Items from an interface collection
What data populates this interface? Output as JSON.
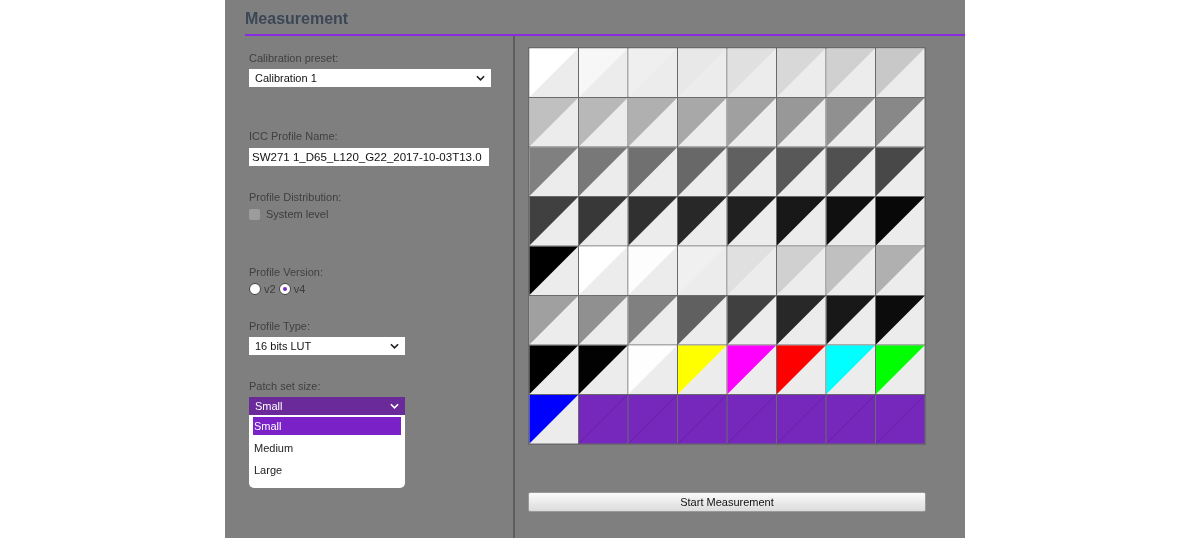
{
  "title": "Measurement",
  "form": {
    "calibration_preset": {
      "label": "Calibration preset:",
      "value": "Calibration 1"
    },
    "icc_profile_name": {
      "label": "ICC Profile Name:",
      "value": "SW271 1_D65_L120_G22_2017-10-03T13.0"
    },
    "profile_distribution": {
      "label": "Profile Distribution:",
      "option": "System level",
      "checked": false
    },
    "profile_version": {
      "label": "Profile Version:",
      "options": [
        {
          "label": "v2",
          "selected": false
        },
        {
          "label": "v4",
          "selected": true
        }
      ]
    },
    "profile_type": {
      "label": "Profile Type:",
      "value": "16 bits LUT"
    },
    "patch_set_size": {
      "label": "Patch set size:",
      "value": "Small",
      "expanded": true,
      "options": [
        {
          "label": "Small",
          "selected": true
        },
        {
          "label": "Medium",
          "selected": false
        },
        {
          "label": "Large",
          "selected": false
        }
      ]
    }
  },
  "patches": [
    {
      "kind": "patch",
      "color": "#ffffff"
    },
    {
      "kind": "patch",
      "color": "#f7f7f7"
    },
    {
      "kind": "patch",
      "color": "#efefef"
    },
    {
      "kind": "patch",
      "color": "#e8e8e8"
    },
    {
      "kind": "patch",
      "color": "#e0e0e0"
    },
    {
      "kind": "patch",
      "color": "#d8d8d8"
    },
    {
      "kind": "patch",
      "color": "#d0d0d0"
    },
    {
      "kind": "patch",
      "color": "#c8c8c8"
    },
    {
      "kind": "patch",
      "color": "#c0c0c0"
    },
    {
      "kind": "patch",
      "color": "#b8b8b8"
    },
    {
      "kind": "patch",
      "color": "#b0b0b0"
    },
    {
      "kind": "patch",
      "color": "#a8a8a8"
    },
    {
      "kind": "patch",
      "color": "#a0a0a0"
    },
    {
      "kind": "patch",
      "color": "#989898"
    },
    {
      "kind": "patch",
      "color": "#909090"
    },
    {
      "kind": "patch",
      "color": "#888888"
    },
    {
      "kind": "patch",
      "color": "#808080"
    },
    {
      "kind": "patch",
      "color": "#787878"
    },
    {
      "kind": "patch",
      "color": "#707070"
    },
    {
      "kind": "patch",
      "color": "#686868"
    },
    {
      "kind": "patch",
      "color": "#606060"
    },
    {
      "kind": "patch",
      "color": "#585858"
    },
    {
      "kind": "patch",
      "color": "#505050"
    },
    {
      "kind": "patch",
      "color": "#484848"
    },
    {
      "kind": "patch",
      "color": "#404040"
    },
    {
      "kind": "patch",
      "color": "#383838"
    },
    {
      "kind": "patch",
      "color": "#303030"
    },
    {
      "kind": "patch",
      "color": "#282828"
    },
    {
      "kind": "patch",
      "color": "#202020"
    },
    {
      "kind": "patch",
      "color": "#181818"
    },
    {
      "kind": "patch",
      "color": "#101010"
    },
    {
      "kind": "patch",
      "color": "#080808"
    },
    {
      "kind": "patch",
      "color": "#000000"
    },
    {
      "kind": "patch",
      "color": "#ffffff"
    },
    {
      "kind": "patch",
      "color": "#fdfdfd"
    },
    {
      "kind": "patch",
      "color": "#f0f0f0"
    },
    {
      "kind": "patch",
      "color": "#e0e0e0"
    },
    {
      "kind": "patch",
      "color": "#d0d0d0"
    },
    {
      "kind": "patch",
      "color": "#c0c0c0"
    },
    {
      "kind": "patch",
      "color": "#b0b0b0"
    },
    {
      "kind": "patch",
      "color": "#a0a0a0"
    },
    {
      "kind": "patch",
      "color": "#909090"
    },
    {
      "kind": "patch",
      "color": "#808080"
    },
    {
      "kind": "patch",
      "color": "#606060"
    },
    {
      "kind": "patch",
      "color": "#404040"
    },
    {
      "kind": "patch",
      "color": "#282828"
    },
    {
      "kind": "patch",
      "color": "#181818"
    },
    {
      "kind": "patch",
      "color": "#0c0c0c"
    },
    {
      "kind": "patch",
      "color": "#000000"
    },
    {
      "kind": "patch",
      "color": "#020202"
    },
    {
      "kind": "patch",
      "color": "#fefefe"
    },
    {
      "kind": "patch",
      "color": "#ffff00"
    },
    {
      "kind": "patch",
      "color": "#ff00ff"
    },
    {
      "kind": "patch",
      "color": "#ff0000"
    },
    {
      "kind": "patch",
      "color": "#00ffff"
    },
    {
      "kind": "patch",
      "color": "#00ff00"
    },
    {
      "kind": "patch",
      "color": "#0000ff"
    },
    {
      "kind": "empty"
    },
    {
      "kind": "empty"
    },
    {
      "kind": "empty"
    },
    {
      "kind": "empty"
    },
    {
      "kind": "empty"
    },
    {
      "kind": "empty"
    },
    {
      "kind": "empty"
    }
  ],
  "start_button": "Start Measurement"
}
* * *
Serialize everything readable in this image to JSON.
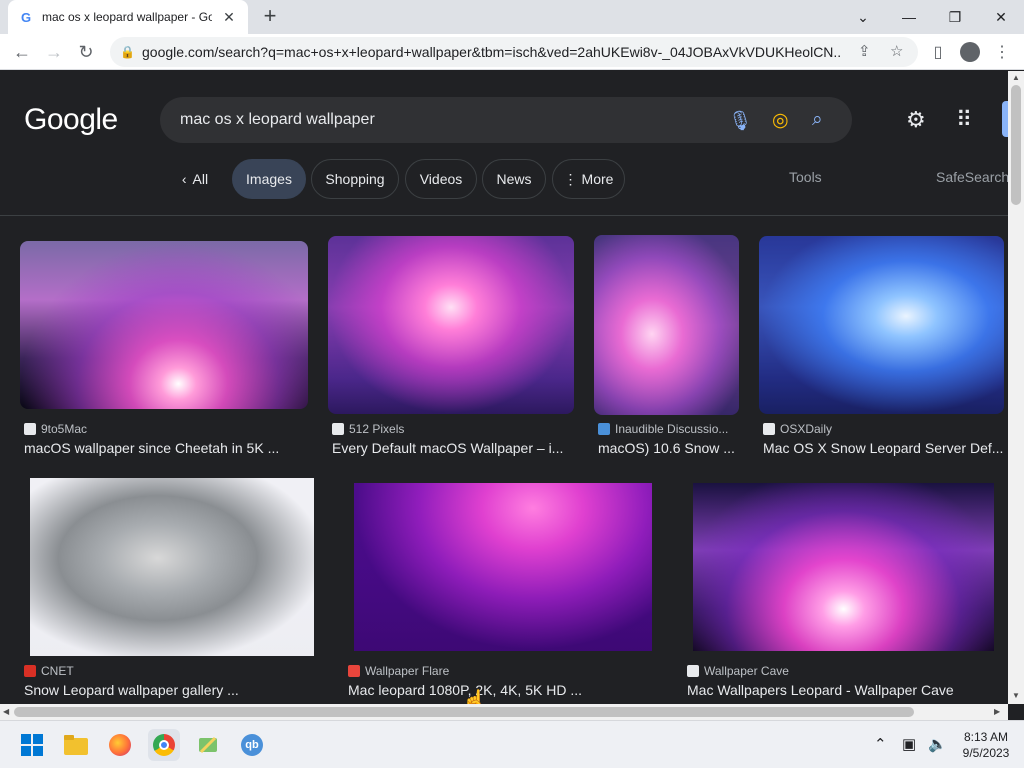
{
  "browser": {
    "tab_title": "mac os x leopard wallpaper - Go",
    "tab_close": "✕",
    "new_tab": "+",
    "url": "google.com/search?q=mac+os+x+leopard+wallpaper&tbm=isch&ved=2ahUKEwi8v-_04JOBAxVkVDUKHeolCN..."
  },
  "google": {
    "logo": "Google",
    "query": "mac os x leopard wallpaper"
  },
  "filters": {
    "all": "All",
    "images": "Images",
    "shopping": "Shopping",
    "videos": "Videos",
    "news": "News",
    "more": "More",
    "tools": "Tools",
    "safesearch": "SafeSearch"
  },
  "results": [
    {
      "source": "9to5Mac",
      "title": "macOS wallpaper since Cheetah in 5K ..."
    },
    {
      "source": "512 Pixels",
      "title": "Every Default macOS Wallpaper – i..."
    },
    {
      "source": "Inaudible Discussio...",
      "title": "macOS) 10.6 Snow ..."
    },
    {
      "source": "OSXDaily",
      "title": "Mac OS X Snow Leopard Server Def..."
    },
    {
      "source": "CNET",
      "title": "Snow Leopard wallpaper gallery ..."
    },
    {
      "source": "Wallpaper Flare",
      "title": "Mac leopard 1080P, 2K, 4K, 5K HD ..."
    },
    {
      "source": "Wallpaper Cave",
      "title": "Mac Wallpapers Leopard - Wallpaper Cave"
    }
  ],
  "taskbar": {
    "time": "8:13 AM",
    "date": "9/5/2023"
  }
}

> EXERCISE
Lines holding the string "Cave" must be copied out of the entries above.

> EXERCISE ANSWER
      "source": "Wallpaper Cave",
      "title": "Mac Wallpapers Leopard - Wallpaper Cave"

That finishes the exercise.